## TASK DETAILS
Copy out all the entries shown below, exactly as they appear.

## Interface dataset entries
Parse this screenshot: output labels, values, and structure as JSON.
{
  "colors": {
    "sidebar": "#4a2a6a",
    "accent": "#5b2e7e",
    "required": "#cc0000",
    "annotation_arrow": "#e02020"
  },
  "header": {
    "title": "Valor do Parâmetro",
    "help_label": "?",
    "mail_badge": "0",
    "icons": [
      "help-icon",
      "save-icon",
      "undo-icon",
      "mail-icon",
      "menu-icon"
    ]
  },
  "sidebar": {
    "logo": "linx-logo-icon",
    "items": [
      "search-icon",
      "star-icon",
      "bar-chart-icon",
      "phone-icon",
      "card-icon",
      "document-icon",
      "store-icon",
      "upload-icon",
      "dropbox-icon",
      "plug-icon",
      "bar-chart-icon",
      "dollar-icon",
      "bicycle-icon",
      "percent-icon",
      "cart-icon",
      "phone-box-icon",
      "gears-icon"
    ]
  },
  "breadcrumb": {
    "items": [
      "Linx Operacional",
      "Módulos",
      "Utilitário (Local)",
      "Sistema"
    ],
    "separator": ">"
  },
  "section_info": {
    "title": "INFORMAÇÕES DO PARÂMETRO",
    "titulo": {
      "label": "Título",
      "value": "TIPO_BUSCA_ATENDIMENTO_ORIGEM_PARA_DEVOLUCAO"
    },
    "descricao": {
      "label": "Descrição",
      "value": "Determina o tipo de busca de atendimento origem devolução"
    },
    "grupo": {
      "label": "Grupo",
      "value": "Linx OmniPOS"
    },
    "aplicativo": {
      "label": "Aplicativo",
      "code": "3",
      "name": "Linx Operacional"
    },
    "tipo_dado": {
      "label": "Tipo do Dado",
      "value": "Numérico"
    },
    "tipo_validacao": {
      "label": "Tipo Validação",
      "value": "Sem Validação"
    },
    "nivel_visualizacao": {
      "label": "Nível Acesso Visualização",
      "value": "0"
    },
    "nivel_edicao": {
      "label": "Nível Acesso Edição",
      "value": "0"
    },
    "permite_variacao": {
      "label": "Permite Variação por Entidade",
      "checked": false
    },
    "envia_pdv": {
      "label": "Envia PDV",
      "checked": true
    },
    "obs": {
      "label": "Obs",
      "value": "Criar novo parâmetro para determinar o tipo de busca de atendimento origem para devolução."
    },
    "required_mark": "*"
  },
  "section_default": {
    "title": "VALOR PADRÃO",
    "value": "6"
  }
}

## TASK RESPONSE
Parse this screenshot: output labels, values, and structure as JSON.
{
  "colors": {
    "sidebar": "#4a2a6a",
    "accent": "#5b2e7e",
    "required": "#cc0000",
    "annotation_arrow": "#e02020"
  },
  "header": {
    "title": "Valor do Parâmetro",
    "help_label": "?",
    "mail_badge": "0",
    "icons": [
      "help-icon",
      "save-icon",
      "undo-icon",
      "mail-icon",
      "menu-icon"
    ]
  },
  "sidebar": {
    "logo": "linx-logo-icon",
    "items": [
      "search-icon",
      "star-icon",
      "bar-chart-icon",
      "phone-icon",
      "card-icon",
      "document-icon",
      "store-icon",
      "upload-icon",
      "dropbox-icon",
      "plug-icon",
      "bar-chart-icon",
      "dollar-icon",
      "bicycle-icon",
      "percent-icon",
      "cart-icon",
      "phone-box-icon",
      "gears-icon"
    ]
  },
  "breadcrumb": {
    "items": [
      "Linx Operacional",
      "Módulos",
      "Utilitário (Local)",
      "Sistema"
    ],
    "separator": ">"
  },
  "section_info": {
    "title": "INFORMAÇÕES DO PARÂMETRO",
    "titulo": {
      "label": "Título",
      "value": "TIPO_BUSCA_ATENDIMENTO_ORIGEM_PARA_DEVOLUCAO"
    },
    "descricao": {
      "label": "Descrição",
      "value": "Determina o tipo de busca de atendimento origem devolução"
    },
    "grupo": {
      "label": "Grupo",
      "value": "Linx OmniPOS"
    },
    "aplicativo": {
      "label": "Aplicativo",
      "code": "3",
      "name": "Linx Operacional"
    },
    "tipo_dado": {
      "label": "Tipo do Dado",
      "value": "Numérico"
    },
    "tipo_validacao": {
      "label": "Tipo Validação",
      "value": "Sem Validação"
    },
    "nivel_visualizacao": {
      "label": "Nível Acesso Visualização",
      "value": "0"
    },
    "nivel_edicao": {
      "label": "Nível Acesso Edição",
      "value": "0"
    },
    "permite_variacao": {
      "label": "Permite Variação por Entidade",
      "checked": false
    },
    "envia_pdv": {
      "label": "Envia PDV",
      "checked": true
    },
    "obs": {
      "label": "Obs",
      "value": "Criar novo parâmetro para determinar o tipo de busca de atendimento origem para devolução."
    },
    "required_mark": "*"
  },
  "section_default": {
    "title": "VALOR PADRÃO",
    "value": "6"
  }
}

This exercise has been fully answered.